Adam Smith regarded The Theory of Moral Sentiments as his best work, but the main reason to read it relates to its astonishing content.

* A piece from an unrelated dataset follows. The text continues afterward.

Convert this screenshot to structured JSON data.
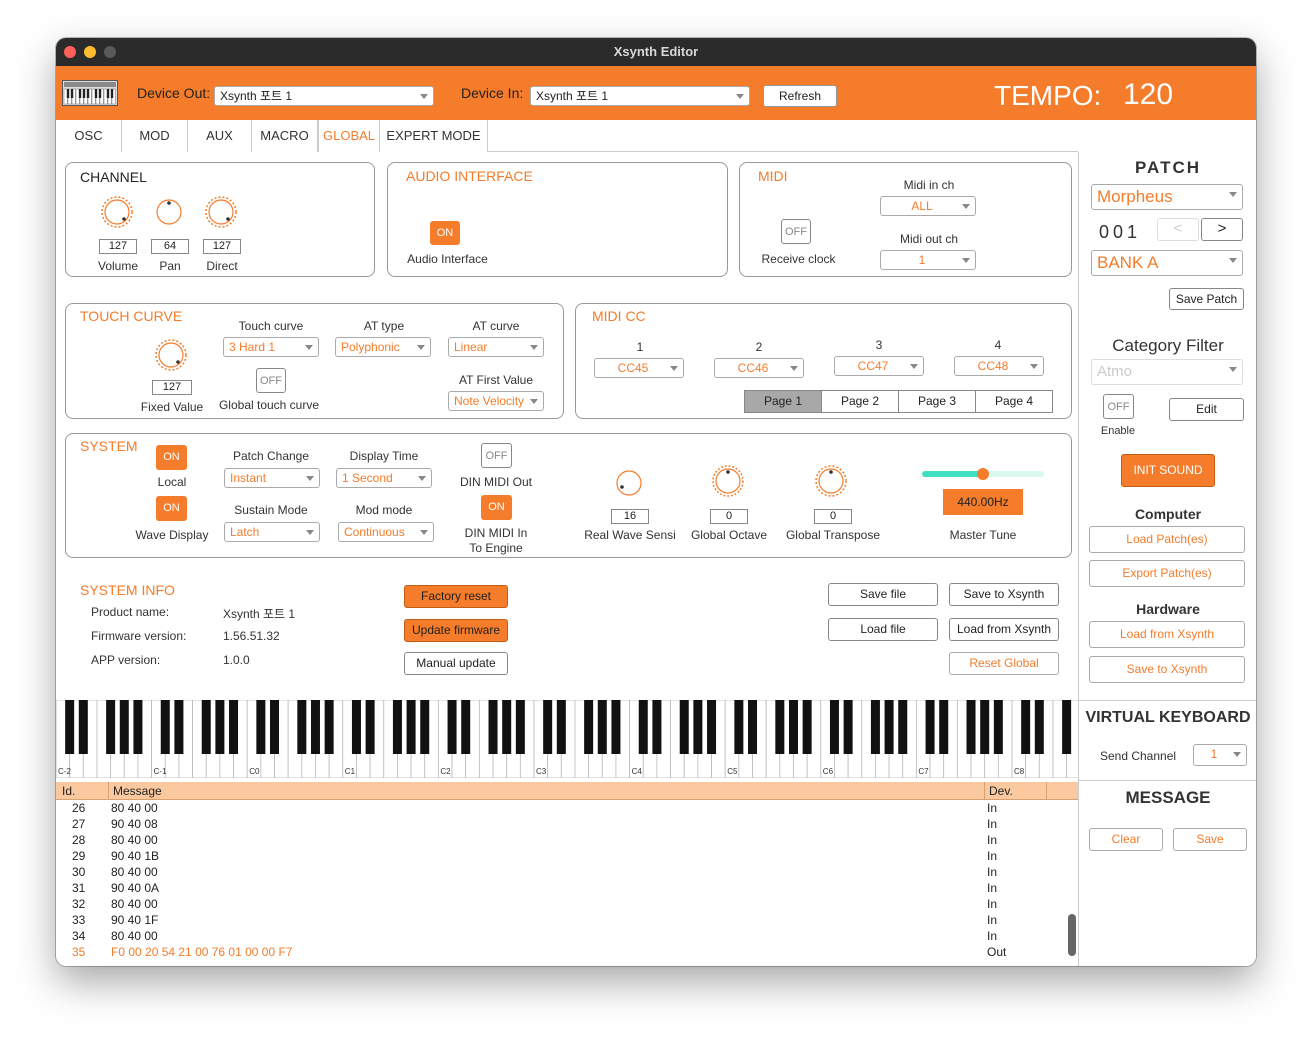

Both theoretical and practical, the book cultivates our moral imaginations, assures us that ethical challenges can be overcome, encourages interaction with people whose perspectives we might be reluctant to embrace, and explains how societies come to share a moral consensus.
|Other Independent Review articles by F. Eugene Heath
|Business Ethics for Better Behavior
|The Politics of Faith and the Politics of Scepticism